### [PROBLEM STATEMENT]
With pictures left out, set down exactly the lines that begin at the one containing "Read all visible content and emit it as JSON." and end with the last line of the entries below.

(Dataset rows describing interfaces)

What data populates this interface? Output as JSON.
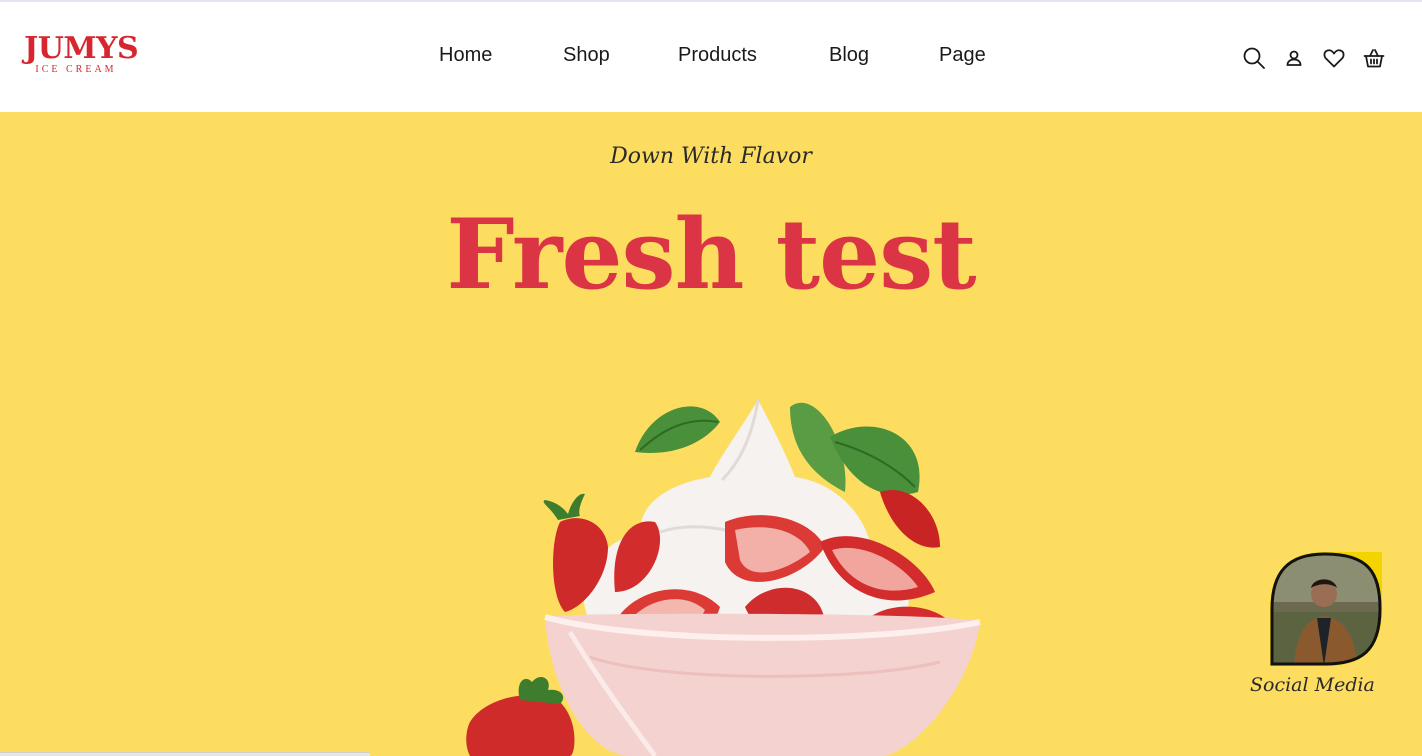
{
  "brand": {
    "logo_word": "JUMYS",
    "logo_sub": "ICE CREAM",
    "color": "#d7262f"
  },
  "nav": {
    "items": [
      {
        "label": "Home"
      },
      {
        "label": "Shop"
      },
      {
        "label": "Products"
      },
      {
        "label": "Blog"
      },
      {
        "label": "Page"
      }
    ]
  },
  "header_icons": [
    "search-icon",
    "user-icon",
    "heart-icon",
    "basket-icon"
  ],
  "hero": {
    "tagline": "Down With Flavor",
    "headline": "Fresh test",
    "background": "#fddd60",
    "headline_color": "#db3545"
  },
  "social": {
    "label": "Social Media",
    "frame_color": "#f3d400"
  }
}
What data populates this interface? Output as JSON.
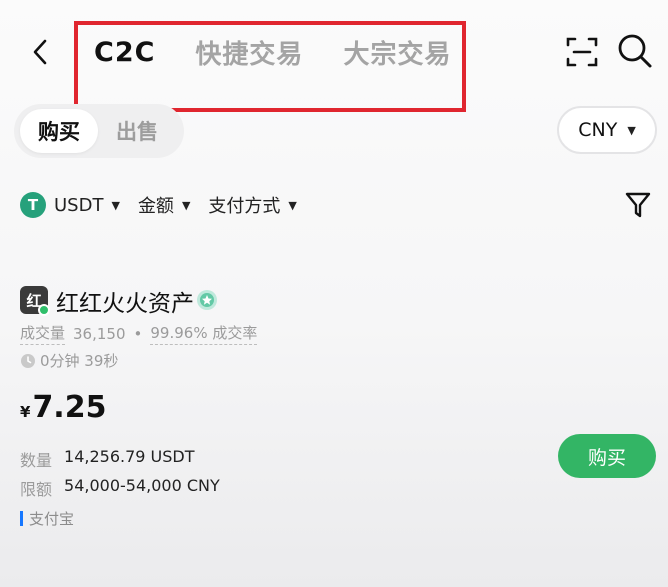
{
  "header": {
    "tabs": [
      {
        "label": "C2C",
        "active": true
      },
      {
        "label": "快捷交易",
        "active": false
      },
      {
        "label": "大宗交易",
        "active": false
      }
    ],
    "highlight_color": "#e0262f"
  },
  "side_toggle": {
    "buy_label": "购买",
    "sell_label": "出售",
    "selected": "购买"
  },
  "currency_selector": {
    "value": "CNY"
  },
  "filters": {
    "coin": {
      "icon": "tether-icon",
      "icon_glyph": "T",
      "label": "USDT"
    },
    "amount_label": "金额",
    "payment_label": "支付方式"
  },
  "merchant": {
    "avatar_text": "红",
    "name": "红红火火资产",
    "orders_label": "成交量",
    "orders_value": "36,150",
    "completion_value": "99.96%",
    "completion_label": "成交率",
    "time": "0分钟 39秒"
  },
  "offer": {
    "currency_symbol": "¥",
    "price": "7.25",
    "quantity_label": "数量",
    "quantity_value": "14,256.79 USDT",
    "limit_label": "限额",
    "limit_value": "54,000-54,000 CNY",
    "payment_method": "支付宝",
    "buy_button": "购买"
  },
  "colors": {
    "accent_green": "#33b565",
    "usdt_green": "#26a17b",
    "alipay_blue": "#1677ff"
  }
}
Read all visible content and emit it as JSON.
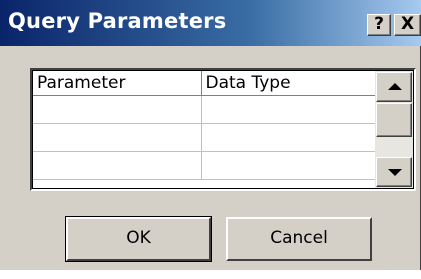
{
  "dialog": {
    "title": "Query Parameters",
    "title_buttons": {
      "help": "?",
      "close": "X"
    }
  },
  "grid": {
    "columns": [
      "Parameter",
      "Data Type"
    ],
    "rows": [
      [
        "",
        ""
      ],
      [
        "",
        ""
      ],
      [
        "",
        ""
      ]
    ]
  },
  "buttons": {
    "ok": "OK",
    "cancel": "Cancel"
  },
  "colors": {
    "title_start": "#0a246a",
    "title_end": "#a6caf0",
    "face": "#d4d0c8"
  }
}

### [ANSWER FOR THIS EXERCISE]
Read all visible content and emit it as JSON.
{
  "dialog": {
    "title": "Query Parameters",
    "title_buttons": {
      "help": "?",
      "close": "X"
    }
  },
  "grid": {
    "columns": [
      "Parameter",
      "Data Type"
    ],
    "rows": [
      [
        "",
        ""
      ],
      [
        "",
        ""
      ],
      [
        "",
        ""
      ]
    ]
  },
  "buttons": {
    "ok": "OK",
    "cancel": "Cancel"
  },
  "colors": {
    "title_start": "#0a246a",
    "title_end": "#a6caf0",
    "face": "#d4d0c8"
  }
}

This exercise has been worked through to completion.